Apple says it’s ‘protecting the planet’s resources’ and expanding educational opportunities for workers who assemble Apple products.
The company released its 13th annual Supplier Responsibility Progress Report, which shows how the company is doing when it comes to being about as helpful and clean as a mass manufacturer of electronics and components could hope to be.
“In everything we do, people come first,” declares Apple’s chief operating officer, Jeff Williams.
“We are constantly raising the bar for ourselves and our suppliers because we are committed to the people who make our products possible as well as the planet we all share.”
Apple conducted 770 assessments of facilities in more than 30 countries in 2018, covering 93% of the company’s supplier spend. It also assessed 279 third-party mineral smelter and refiners.
According to Apple, all final assembly sites for the iPhone, iPad, Mac, Apple Watch, AirPods, and HomePod are certified ‘Zero Waste to Landfill’, which has diverted one million tonnes of garbage in three years.
The company has also worked with suppliers to extend its water programme to 116 suppliers, which has conserved 7 billion gallons (26 billion litres) of water.
Apple and suppliers worked to reduce greenhouse gas emissions by 466,000 metric tonnes – the equivalent of taking just 100,000 cars off the road for a year.
While Apple suppliers must still deal with chemicals, Apple says it is trying to eliminate the toxic ones. In 2018 the company banned n-Propyl Bromide from the list of cleaning and degreasing.
Apple launched its Zero Waste Program in 2015 to encourage suppliers to divert waste from landfill. While all final assembly locations have been declared zero waste, Apple says it’s still working with others further up the supply chain to implement zero waste practices.
The company has also trained 17.3 million supplier employees about workplace rights since 2007, while a further 3.6 million have received ‘advanced education and skills training’.
“This year, we’re proud to give more people an opportunity to advance their education,” says Williams.
“Working alongside our suppliers, we're challenging ourselves to find new ways to keep our planet healthy for future generations. Our goal has always been not just to drive progress in our supply chain, but to drive meaningful change across the industry.”
Last year Apple added new courses to its education programmes for supplier employees, including one on app development with Swift.
“Last year, more than 1500 employees at Apple suppliers earned a college degree, adding to the thousands who have taken advantage of education programming, which expands every year.
Additionally, Apple has worked with its suppliers to create health training programs that have reached more than 250,000 people globally, and include courses on nutrition and maternal health.”
The report quotes a technician from electronics manufacturer Jabil in China. Tao Jiang, who co-created a social media app for employees to share technical tips, says the training really changed his life.
“Now if I face a problem, I can turn it around to look at it in a different way. It’s totally changed my mindset at work. Before I was just an operator, but now I want to be a professional in the IT department.”

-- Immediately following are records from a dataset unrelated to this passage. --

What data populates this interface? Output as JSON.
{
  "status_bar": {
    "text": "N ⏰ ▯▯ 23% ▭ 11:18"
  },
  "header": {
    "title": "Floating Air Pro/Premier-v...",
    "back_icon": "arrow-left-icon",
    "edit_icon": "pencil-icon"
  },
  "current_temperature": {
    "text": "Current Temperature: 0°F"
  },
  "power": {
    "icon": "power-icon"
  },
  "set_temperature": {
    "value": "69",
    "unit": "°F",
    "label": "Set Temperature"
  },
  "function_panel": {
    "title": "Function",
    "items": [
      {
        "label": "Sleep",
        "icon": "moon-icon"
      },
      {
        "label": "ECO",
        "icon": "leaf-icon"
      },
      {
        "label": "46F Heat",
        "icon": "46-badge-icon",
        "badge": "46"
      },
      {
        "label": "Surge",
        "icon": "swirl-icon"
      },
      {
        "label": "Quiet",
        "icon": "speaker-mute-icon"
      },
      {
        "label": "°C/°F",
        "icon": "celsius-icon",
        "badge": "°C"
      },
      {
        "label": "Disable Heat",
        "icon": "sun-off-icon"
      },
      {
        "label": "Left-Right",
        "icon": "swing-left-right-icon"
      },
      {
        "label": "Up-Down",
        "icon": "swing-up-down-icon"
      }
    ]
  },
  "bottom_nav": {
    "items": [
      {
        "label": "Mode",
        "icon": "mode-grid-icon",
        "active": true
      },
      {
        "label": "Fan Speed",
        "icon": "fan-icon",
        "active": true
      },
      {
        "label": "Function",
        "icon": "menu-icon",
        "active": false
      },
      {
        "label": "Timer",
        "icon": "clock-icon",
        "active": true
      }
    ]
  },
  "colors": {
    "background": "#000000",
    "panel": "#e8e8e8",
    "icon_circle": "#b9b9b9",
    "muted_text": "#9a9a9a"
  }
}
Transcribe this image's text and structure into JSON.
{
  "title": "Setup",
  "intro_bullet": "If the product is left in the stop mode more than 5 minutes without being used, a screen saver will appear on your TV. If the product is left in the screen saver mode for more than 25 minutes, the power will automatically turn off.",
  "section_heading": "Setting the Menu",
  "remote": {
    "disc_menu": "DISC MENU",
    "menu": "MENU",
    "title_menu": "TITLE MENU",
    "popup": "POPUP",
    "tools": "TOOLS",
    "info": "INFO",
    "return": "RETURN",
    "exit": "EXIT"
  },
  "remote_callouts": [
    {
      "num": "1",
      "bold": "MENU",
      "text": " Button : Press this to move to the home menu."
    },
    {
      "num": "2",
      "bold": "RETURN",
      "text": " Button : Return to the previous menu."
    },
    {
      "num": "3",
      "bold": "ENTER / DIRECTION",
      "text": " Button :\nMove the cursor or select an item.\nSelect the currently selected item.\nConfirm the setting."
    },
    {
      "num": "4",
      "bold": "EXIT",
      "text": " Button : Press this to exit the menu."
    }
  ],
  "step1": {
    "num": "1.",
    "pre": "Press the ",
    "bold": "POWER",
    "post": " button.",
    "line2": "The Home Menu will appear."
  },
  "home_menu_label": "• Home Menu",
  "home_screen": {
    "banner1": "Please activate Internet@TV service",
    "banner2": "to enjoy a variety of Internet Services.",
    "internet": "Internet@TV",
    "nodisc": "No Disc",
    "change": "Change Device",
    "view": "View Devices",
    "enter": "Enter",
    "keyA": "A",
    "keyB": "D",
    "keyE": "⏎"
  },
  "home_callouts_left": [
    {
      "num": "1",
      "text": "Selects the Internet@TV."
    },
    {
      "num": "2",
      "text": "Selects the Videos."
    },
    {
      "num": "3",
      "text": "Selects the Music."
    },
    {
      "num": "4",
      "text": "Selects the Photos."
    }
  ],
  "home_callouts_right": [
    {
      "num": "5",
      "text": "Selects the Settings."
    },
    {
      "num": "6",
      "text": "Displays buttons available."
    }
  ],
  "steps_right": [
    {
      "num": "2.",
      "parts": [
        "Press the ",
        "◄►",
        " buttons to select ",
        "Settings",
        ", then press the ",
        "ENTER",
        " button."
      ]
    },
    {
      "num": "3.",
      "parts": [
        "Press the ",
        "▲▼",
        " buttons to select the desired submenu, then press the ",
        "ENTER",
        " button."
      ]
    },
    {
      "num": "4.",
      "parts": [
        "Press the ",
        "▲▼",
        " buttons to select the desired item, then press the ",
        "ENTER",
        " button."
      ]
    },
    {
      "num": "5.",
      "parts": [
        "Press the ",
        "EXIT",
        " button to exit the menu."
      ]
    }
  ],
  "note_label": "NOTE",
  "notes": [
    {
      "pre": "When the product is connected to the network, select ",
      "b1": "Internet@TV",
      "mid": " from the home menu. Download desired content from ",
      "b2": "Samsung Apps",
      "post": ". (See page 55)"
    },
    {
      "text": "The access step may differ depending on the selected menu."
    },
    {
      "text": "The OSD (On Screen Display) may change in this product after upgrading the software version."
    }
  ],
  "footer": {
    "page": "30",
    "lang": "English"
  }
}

Apple says its Supplier Code of Conduct measures suppliers against more than 500 criteria. Suppliers must meet high standards for safe and respectful workplaces, the company says.
The report goes into more detail about Apple’s initiatives with its suppliers; including underage labour, human rights, health and safety violations (most were to do with occupational health and safety hazard prevention, as well as emergency preparedness.
So next time you look at an Apple device, consider what Apple is doing about its environmental footprint, and what you can do about yours.